Communication is quite varied among deaf and hard of hearing people, whether the person identifies as culturally Deaf or not. There is not one best or established way to communicate as a person with hearing loss. This is because communication is dependent on the individual’s upbringing, experience with language and communication access, and frequency and depth of exposure to language. These are factors that play into determining which expressive and receptive communication modes the deaf person will develop and adapt to.


There are many people with hearing loss who do not identify as culturally Deaf. Often, people are surprised to learn that identifying as a member of the Deaf community does not necessarily mean the person uses sign language as a primary means of communicating.

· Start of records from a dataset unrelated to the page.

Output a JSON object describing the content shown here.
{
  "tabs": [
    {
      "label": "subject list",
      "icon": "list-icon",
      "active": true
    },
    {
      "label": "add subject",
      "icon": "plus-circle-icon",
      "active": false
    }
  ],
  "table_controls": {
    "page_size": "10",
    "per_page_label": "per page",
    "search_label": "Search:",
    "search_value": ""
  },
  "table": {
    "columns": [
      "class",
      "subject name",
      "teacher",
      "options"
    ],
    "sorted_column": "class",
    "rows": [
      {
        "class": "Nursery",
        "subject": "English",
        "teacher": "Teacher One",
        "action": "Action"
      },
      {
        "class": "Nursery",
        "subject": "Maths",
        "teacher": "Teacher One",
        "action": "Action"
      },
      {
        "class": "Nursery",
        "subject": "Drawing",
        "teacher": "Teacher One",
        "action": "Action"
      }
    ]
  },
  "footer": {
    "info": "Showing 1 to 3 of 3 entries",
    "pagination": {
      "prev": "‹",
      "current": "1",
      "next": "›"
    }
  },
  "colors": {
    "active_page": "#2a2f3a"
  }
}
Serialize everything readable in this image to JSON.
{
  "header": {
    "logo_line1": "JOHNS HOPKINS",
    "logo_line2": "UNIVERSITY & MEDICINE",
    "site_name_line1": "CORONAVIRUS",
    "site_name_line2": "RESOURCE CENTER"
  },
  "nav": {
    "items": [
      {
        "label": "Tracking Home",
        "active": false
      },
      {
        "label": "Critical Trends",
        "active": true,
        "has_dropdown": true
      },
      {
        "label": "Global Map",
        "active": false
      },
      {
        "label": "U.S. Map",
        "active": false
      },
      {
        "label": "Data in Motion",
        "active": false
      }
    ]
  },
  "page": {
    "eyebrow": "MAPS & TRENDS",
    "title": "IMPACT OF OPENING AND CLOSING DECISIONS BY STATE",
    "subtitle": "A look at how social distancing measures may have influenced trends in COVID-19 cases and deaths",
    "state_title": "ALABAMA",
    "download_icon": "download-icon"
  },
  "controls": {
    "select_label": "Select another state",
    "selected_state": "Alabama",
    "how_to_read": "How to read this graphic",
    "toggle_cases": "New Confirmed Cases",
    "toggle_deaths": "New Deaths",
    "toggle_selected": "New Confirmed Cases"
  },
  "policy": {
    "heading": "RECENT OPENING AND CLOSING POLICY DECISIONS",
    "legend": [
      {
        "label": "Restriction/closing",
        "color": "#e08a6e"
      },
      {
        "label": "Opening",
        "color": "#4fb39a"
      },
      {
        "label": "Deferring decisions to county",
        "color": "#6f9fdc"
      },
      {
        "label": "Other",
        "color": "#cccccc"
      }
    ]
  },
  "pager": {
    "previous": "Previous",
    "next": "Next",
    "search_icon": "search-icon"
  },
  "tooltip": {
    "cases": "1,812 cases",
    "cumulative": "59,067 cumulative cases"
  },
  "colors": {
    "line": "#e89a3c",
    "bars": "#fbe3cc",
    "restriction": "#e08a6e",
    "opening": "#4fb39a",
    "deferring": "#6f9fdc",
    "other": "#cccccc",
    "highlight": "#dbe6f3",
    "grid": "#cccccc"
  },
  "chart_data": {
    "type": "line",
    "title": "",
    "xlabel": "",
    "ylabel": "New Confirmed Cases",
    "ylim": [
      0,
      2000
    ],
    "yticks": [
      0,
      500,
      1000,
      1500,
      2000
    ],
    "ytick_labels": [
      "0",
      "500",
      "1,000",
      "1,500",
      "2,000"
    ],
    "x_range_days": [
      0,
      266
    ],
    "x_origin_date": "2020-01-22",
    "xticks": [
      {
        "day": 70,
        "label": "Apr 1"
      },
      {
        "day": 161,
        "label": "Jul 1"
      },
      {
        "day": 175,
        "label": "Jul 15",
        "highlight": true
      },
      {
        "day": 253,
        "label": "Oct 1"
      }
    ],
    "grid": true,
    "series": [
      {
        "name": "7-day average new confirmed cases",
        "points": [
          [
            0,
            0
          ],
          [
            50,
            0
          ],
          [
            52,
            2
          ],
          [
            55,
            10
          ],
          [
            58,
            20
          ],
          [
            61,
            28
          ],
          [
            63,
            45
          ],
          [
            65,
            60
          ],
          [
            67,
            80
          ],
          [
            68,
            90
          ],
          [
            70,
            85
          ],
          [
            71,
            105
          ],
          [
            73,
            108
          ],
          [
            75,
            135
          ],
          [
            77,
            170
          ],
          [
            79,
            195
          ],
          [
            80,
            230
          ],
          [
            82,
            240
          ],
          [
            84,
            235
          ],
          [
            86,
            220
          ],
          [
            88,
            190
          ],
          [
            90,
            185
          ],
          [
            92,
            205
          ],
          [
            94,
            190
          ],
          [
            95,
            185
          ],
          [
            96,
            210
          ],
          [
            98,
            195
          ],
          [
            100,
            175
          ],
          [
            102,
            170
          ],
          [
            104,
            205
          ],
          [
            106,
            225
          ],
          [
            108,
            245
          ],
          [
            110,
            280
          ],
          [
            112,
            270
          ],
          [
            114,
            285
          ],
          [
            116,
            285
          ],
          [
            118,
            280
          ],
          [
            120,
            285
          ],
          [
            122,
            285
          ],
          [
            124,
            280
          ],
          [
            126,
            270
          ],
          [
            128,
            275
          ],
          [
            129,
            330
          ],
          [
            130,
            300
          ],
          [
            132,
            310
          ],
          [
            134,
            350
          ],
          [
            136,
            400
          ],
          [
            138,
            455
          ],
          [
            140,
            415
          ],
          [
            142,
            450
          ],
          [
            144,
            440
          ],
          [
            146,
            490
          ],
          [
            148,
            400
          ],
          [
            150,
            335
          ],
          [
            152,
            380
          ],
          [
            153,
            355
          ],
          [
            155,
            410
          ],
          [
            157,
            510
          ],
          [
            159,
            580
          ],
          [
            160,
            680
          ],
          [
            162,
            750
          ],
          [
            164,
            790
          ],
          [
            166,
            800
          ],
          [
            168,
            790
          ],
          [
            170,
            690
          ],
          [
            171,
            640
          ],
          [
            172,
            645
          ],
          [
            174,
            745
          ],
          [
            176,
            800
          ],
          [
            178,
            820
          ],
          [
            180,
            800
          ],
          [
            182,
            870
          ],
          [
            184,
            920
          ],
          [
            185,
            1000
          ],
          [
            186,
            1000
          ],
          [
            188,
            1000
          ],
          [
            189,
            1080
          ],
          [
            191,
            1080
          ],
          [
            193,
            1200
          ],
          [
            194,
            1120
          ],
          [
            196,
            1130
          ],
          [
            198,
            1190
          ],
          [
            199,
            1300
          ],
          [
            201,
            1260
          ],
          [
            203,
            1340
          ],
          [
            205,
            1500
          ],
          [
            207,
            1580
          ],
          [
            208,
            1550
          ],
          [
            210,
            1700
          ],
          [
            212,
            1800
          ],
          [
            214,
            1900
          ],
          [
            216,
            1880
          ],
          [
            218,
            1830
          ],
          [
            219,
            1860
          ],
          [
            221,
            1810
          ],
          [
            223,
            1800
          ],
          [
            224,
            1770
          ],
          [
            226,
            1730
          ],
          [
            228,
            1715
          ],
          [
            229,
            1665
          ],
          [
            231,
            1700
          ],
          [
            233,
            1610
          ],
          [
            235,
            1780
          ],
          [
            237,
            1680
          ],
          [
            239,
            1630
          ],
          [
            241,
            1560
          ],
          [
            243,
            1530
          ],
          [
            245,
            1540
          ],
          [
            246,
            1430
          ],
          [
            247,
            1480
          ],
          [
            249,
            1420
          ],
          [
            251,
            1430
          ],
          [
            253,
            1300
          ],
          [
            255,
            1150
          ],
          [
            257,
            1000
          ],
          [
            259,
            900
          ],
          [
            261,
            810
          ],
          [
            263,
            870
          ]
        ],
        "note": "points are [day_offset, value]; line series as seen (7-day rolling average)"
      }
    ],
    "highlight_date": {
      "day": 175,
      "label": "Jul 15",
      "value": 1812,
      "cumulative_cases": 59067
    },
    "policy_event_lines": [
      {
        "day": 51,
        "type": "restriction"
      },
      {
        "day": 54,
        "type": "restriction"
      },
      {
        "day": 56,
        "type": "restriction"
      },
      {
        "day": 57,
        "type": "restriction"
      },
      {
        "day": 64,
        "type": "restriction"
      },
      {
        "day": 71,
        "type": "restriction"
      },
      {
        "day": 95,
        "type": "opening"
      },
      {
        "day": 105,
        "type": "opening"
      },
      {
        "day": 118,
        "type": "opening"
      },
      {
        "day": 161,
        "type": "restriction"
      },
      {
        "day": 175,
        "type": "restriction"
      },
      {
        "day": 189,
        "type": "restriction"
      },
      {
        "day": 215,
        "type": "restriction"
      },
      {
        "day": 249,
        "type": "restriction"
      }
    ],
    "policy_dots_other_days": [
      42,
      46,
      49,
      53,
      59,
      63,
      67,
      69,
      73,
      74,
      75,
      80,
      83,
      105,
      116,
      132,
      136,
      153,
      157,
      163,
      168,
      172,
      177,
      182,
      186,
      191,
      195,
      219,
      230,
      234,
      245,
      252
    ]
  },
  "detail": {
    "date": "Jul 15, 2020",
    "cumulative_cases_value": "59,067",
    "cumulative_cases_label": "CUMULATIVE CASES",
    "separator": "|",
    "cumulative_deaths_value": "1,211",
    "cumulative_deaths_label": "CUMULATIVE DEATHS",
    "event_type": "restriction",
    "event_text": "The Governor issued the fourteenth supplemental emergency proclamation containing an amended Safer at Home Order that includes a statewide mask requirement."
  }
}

In fact, some culturally Deaf people do not sign at all.


Those who identify as culturally Deaf write the word "deaf" differently from those who do not.


“I am Deaf.” = The person with hearing loss identifies as culturally Deaf and as a member of the Deaf community.

“I am deaf.”= The person with hearing loss does not identify as culturally Deaf and is not considered a member of the Deaf community.


Deaf people who rely on sign language typically use the structural components of a story. Visual, gestural, physical and emotional expressiveness are core components of their language. Deaf people who communicate using sign language typically inspire awe in those unfamiliar with the language. It is beautiful to watch. The visually pleasing aesthetics of sign language, however, should not take away from it being considered a legitimate language and form of communication.

Communication Diversity in the Deaf Community-BCC.mp4

ID: The opening title card has a light blue background with yellow, orange, green and red graphics. The title text is written in dark blue. The video shows Makoto, a Japanese-American man with black hair wearing a black, button down T-shirt with white-trimmed sleeves. The walls in the background behind him are gray and there is an abstract painting on the wall behind him. To Makoto’s right is a brown curtain with living room furniture in front of it.

Link to Transcript

What does it mean to be culturally Deaf-BCC.mp4

ID: The opening title card has a light blue background with yellow, orange, green and red graphics. The title text is written in dark blue. The video shows Makoto, a Japanese-American man with black hair wearing a black, button down T-shirt with white-trimmed sleeves. The walls in the background behind him are gray and there is an abstract painting on the wall behind him. To Makoto’s right is a brown curtain with living room furniture in front of it.

Link to Transcript